**Activity:** Your task is to gather the lines below that hold the string "firma".

**Exercise material:**
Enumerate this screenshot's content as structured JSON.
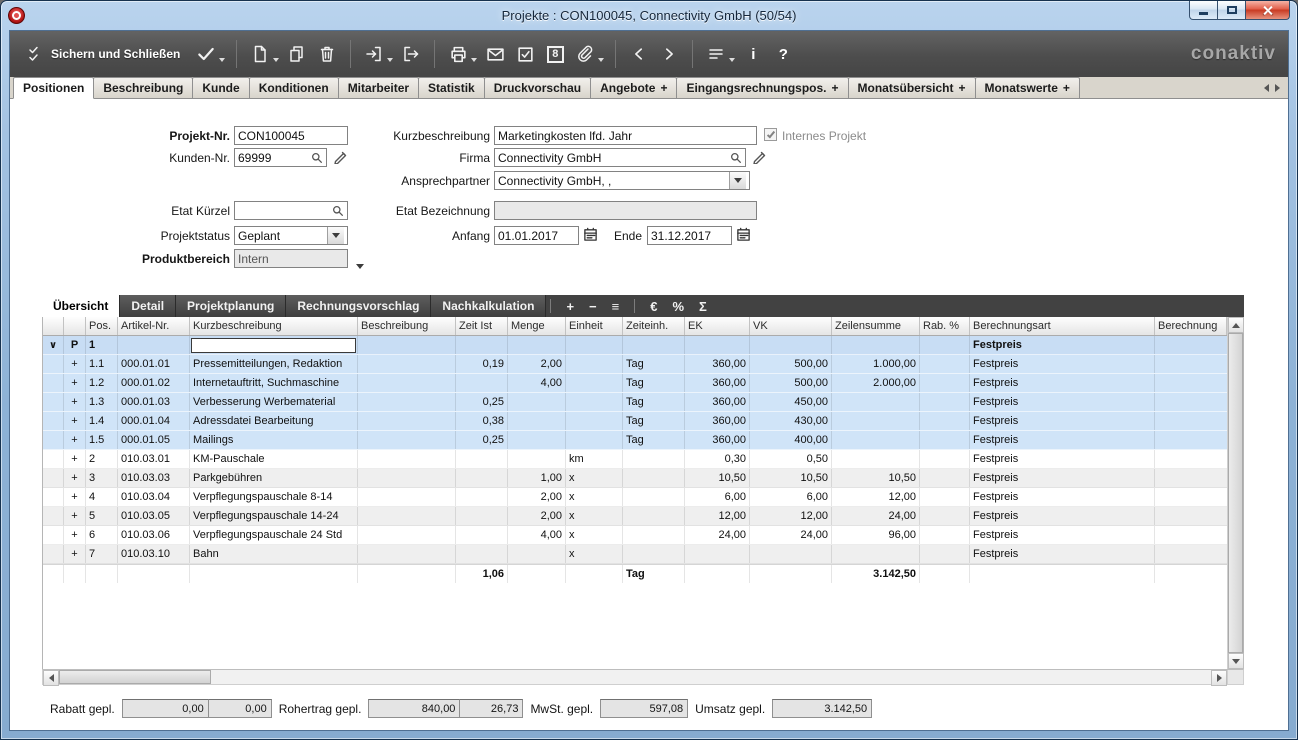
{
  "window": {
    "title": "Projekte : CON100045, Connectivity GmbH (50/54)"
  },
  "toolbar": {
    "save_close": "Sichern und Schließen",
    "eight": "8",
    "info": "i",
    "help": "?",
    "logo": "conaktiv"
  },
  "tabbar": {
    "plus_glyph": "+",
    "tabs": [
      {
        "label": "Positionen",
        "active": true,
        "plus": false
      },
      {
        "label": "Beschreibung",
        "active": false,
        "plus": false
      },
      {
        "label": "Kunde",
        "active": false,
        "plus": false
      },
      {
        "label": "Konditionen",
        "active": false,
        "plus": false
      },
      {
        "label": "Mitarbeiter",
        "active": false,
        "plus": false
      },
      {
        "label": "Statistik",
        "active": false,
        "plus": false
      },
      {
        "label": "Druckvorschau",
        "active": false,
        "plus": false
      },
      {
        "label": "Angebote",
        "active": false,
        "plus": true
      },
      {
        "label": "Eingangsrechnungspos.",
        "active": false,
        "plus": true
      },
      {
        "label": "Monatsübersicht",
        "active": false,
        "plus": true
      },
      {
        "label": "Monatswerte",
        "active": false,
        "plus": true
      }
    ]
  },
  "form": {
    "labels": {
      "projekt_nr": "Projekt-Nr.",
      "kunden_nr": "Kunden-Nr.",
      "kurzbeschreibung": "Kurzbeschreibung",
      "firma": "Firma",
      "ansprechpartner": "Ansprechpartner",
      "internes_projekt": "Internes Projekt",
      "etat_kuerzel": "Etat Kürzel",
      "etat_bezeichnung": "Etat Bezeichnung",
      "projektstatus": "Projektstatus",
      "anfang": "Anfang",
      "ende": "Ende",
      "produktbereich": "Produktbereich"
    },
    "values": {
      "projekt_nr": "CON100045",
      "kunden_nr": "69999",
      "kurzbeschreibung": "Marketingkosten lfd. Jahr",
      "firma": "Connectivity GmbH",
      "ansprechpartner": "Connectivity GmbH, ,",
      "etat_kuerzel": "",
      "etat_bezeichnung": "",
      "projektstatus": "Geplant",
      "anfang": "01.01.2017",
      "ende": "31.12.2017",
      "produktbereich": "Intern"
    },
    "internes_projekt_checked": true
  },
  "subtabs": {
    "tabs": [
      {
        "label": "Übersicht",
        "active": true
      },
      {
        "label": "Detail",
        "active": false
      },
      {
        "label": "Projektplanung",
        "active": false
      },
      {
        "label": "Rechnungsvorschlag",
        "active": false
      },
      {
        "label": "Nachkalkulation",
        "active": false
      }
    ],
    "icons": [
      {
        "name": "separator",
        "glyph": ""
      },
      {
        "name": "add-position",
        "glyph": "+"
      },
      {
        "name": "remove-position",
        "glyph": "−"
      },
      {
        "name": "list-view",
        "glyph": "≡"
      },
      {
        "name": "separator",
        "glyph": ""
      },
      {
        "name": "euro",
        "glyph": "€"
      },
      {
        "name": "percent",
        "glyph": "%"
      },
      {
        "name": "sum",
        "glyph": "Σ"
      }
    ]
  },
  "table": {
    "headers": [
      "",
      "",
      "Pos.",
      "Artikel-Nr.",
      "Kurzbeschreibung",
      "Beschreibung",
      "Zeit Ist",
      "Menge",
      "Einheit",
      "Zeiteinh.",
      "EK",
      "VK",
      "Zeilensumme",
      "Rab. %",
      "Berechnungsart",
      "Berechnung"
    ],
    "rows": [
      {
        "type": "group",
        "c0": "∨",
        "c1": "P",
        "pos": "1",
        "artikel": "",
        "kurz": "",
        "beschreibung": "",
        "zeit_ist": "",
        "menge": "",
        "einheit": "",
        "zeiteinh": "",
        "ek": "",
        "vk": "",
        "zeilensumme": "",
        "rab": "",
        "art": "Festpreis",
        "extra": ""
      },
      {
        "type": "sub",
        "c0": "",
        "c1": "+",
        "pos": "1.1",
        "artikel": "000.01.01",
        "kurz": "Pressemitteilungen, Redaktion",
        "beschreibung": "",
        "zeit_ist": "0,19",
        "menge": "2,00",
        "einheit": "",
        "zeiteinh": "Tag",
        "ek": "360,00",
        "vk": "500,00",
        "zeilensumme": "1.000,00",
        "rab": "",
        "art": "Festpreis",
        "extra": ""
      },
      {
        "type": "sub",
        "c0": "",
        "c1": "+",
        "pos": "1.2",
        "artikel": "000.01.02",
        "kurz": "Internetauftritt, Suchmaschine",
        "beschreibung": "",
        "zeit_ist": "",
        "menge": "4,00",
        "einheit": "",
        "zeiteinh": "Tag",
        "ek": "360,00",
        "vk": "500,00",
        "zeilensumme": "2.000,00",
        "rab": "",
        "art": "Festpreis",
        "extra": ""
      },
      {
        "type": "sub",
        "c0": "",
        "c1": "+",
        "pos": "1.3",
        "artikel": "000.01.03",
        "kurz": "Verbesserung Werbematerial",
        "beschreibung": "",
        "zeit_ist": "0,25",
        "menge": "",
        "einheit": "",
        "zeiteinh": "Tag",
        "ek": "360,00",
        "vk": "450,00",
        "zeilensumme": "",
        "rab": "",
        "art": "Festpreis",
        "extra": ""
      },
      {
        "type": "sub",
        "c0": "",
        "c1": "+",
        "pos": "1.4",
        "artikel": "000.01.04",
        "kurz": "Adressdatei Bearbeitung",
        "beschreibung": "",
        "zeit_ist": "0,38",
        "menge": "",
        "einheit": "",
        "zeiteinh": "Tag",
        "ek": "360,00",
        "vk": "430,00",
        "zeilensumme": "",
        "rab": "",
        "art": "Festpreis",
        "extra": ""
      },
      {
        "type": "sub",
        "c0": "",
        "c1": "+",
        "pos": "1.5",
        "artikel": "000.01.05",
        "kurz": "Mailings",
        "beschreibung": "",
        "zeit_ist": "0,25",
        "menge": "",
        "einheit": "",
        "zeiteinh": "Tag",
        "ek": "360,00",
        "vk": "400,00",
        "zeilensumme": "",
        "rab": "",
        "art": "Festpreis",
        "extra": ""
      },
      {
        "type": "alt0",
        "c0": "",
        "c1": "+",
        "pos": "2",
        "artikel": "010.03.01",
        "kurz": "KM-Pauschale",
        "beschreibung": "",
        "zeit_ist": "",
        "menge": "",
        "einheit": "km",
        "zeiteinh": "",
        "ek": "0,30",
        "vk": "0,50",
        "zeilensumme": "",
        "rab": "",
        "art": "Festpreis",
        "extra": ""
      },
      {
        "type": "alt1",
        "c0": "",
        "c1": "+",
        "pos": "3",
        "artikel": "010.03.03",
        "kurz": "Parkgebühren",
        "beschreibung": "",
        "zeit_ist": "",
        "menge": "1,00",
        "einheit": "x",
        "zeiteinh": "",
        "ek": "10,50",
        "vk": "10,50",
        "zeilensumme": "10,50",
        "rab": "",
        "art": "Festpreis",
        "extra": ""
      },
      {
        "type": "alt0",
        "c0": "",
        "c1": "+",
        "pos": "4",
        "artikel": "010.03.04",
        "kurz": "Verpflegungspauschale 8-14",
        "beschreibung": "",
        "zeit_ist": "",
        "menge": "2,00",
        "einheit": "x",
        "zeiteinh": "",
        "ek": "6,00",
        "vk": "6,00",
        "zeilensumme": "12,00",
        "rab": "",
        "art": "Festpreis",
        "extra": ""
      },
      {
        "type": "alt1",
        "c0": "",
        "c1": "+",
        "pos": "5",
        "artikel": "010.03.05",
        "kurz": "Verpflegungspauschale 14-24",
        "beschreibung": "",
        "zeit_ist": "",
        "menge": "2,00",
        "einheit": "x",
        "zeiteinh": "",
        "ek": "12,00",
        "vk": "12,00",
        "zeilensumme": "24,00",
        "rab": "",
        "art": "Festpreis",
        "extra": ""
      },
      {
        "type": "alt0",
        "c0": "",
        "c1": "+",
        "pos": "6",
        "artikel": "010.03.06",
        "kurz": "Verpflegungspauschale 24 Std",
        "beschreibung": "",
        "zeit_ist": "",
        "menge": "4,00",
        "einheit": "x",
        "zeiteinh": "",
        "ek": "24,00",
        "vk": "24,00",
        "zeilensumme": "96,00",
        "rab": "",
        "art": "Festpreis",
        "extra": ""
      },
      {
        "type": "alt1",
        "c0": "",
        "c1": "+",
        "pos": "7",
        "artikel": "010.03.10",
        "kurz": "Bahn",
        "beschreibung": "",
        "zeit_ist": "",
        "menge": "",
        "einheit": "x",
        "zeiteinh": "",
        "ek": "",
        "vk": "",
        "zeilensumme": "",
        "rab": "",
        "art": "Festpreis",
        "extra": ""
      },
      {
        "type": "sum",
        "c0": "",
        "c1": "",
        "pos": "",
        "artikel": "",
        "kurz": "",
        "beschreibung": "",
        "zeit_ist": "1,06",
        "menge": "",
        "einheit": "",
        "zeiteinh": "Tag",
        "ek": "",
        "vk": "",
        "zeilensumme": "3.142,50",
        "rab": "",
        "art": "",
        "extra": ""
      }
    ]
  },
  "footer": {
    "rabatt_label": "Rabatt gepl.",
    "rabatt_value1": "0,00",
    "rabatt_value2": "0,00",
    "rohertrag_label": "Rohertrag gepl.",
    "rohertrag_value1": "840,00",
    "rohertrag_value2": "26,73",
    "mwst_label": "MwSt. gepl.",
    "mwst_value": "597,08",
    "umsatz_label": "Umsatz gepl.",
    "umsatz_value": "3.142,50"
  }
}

**Answer section:**
      "firma": "Firma",
      "firma": "Connectivity GmbH",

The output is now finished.